March 21, 1996


I enjoyed your article in today's Boston Globe, "Casting Ballots in Cyberspace".

There are several points you did not cover:

  1. Today our constitution requires representative government. How would the ideas expressed in your article address the constitutional issues?

  2. A critical issue is avoiding a plebiscite from of government. They are very easily manipulated by appeals to emotions. Perhaps this is why dictators are so fond of plebiscites. I argue that today's abuse of instant polling has already driven America far too close a plebiscite governance. Polls, after all, are basically limited to measuring emotive states, and are not a reflexive and rational process. When was the last time you called a pollster back with a better idea? Is it wise to guide this great nation into the future with emotive navigational tools? Is this a sound path to an optimally successful evolutionary outcome?

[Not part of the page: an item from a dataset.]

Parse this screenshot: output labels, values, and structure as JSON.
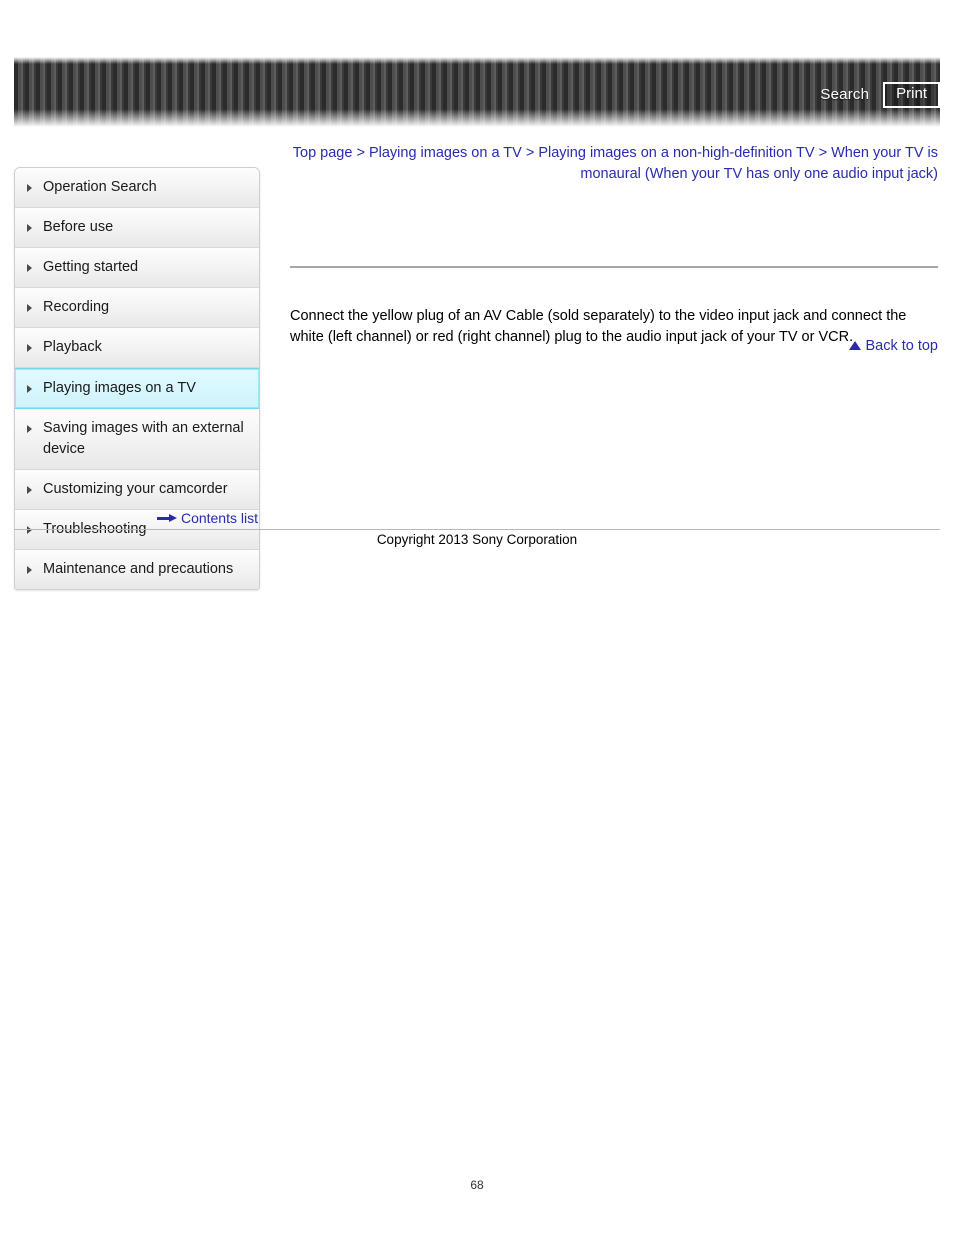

  3. The real challenge is to restore meaningful participation in a process over time which allows us to reflect on new points of view, other ideas, and new information: A process which allows us to learn and evolve. See, for example, the Open Meeting experiment that was run by the Vice President and The National Performance Review for a two week period in November of 1994.

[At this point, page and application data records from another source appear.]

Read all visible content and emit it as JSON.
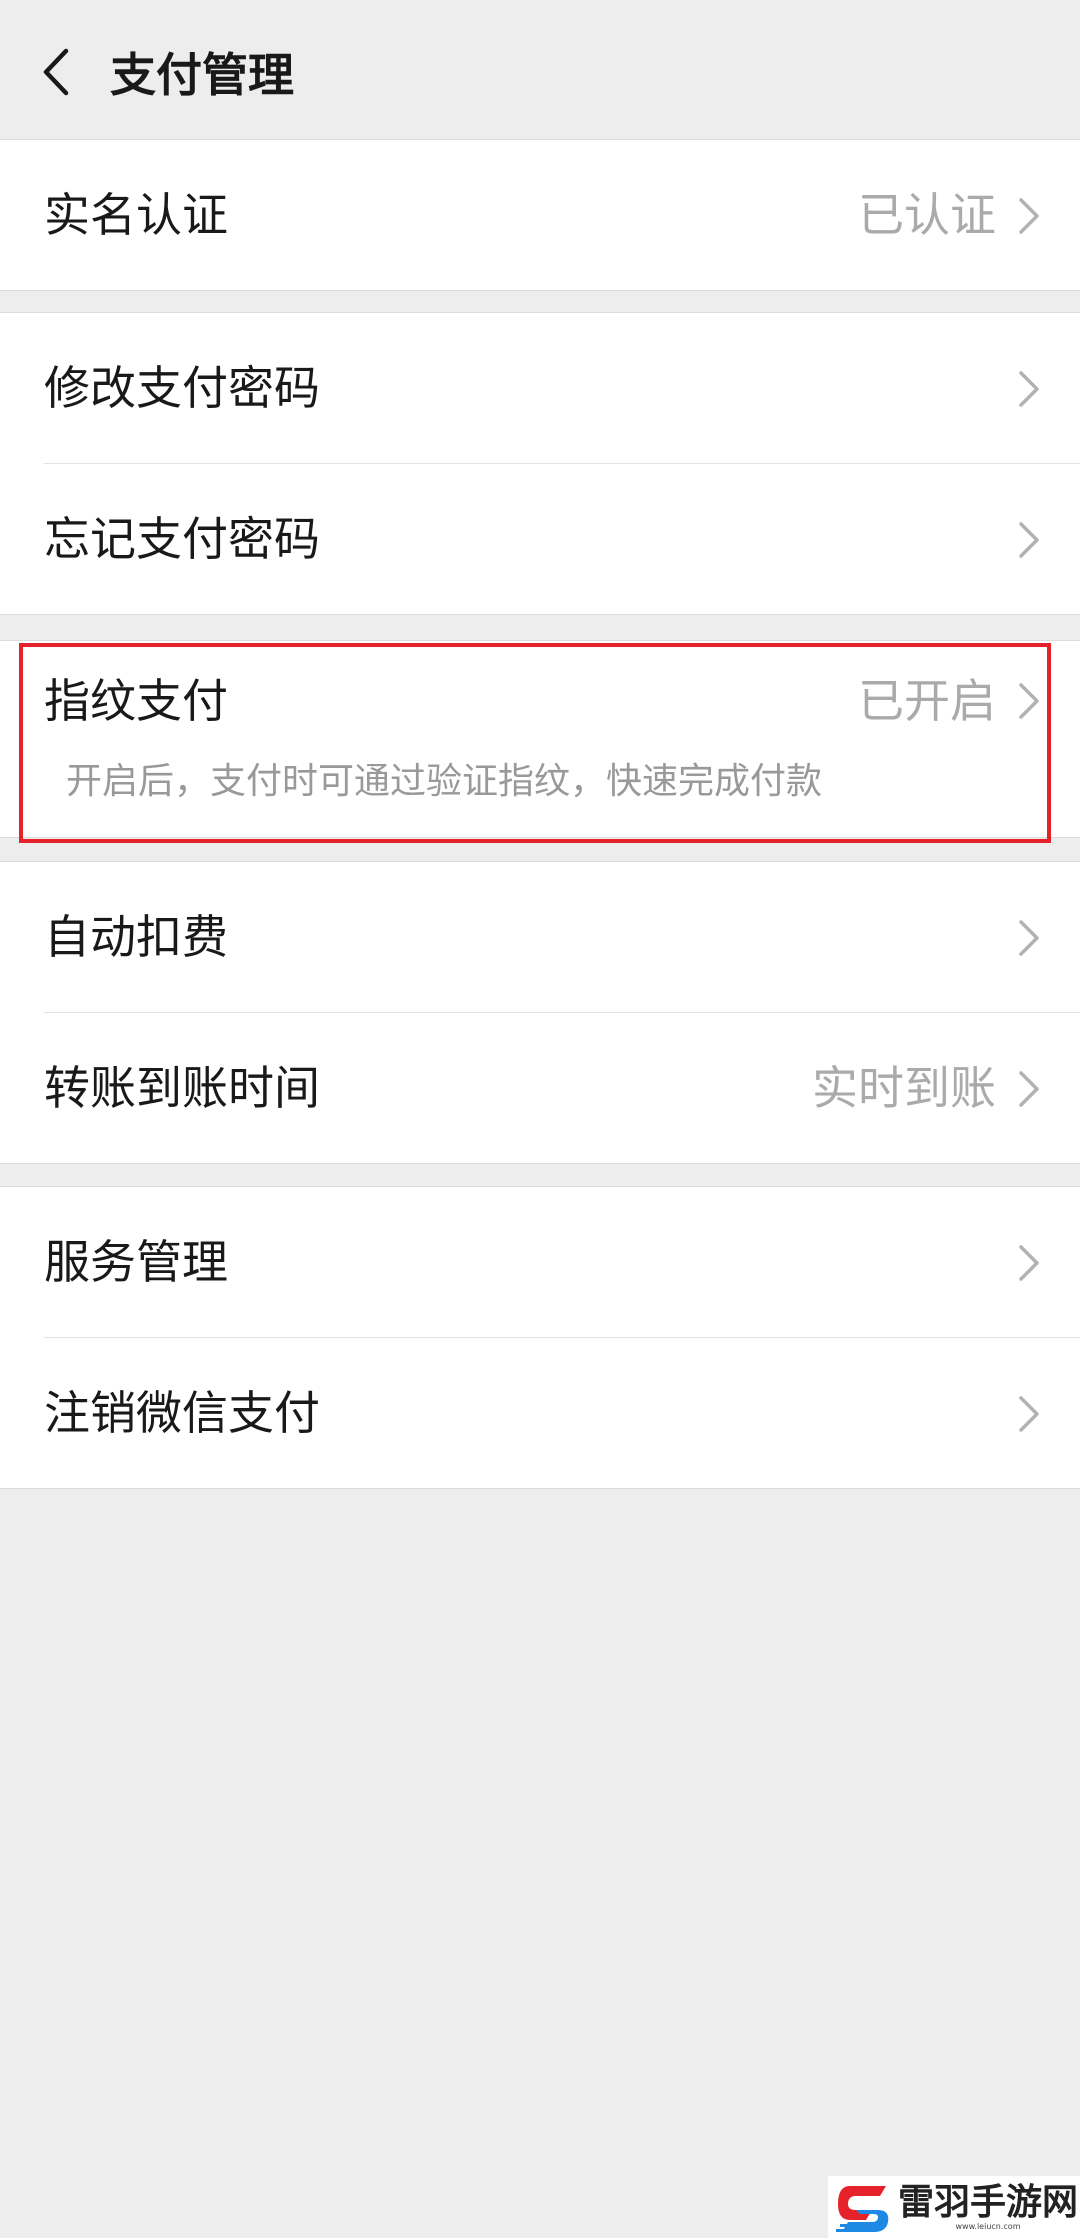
{
  "header": {
    "title": "支付管理",
    "back_icon": "chevron-left-icon"
  },
  "groups": {
    "identity": {
      "realname": {
        "label": "实名认证",
        "value": "已认证"
      }
    },
    "password": {
      "change": {
        "label": "修改支付密码"
      },
      "forgot": {
        "label": "忘记支付密码"
      }
    },
    "fingerprint": {
      "label": "指纹支付",
      "value": "已开启",
      "description": "开启后，支付时可通过验证指纹，快速完成付款"
    },
    "payment": {
      "auto_deduct": {
        "label": "自动扣费"
      },
      "transfer_time": {
        "label": "转账到账时间",
        "value": "实时到账"
      }
    },
    "service": {
      "manage": {
        "label": "服务管理"
      },
      "cancel": {
        "label": "注销微信支付"
      }
    }
  },
  "watermark": {
    "text": "雷羽手游网",
    "url": "www.leiucn.com"
  },
  "colors": {
    "highlight": "#e5212a",
    "background": "#ededed",
    "secondary_text": "#aaaaaa"
  }
}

  4. Another key question is to ask what is the role of politics in our society. For my views on this, please see my essay 'The Politics Question' which you can find on my web site under 'what's new'.

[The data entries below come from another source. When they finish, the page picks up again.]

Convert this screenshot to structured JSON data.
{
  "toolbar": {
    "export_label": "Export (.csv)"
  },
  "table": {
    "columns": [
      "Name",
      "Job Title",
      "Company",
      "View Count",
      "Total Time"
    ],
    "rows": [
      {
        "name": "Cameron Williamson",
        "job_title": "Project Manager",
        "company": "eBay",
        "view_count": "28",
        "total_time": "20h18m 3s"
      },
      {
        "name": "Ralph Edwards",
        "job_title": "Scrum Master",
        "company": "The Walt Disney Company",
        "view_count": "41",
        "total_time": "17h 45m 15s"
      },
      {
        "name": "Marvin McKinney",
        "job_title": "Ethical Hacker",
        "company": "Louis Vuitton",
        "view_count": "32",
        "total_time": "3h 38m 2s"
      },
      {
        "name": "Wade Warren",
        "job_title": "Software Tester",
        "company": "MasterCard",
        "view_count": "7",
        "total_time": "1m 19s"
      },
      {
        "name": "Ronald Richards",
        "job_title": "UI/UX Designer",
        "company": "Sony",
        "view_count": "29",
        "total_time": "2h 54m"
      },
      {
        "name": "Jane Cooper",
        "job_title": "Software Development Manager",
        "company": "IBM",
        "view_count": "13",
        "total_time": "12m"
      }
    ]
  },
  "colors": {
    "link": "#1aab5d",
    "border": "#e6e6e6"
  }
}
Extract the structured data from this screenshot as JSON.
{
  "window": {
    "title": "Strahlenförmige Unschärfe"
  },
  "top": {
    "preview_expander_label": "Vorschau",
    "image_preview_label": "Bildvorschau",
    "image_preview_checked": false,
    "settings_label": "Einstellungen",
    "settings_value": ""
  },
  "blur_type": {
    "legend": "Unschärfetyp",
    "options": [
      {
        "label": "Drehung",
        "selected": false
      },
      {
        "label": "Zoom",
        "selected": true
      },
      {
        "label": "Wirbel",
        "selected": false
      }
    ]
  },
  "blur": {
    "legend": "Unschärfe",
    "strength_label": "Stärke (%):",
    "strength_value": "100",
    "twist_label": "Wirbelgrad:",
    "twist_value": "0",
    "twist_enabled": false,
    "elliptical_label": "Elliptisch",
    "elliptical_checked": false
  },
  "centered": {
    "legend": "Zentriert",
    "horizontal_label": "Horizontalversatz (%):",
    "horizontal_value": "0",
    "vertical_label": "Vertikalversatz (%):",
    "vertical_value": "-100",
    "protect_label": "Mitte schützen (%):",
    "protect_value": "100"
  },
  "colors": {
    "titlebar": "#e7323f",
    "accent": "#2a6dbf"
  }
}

  5. A key aspect of the New Media, when compared to the legacy media, is that it restores to us the ability to treat each other as partners. Legacy media, with its primitive one way technology, can only treat us as target objects. I suggest that one hundred years of treating each other as target objects has had very pathological consequences.

  6. The second key aspect of the New Media is that it is at least 50% about LISTENING -- not just instant expression of opinions [votes]. This is what process over time does: it re-integrates listening and learning with dialog.

I will be a lot more interested in the work of David Chaum and Lorrie Cranor when they integrate the MIT AI Lab's Open Meeting process over time work with their own voting projects. In a word, a dynamic feedback mechanism is essential for successful adaptation to a constantly changing fitness landscape. Merely cyberizing, in a primitive Maclunanesque manor, our current late industrial era political process is, simply, a bad idea. A new political theory must at least restore partnering and eliminate the target object component from the process.

I look forward to your thoughts. And please feel free to forward this note to Chaum and Cranor.


Jock Gill

                                Jock Gill
                            Penfield Gill, Inc.
                               Boston,  MA